§ **WORK TO COMPLETE**
Select every line below containing the word "comment".

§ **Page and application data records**
== == ==
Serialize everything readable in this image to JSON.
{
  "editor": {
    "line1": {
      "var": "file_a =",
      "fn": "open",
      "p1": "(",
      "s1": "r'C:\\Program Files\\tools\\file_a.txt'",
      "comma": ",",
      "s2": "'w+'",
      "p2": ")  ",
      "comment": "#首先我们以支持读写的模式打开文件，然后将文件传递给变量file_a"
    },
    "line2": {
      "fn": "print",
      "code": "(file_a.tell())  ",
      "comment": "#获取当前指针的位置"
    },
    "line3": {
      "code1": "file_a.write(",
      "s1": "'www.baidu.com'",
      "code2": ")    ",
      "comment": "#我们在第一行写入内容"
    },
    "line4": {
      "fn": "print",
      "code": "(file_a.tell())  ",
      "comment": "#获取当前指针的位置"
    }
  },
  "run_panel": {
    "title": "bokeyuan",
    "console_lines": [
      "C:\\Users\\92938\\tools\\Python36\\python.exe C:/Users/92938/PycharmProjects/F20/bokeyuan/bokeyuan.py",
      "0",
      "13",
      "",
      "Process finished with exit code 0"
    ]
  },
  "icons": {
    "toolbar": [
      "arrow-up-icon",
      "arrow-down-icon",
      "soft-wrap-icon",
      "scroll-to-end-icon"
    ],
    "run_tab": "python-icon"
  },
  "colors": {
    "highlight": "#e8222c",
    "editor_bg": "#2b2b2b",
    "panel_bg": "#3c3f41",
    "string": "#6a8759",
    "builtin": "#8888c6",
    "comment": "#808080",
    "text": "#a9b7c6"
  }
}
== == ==
§ **YOUR RESPONSE**
      "comment": "#首先我们以支持读写的模式打开文件，然后将文件传递给变量file_a"
      "comment": "#获取当前指针的位置"
      "comment": "#我们在第一行写入内容"
      "comment": "#获取当前指针的位置"
    "comment": "#808080",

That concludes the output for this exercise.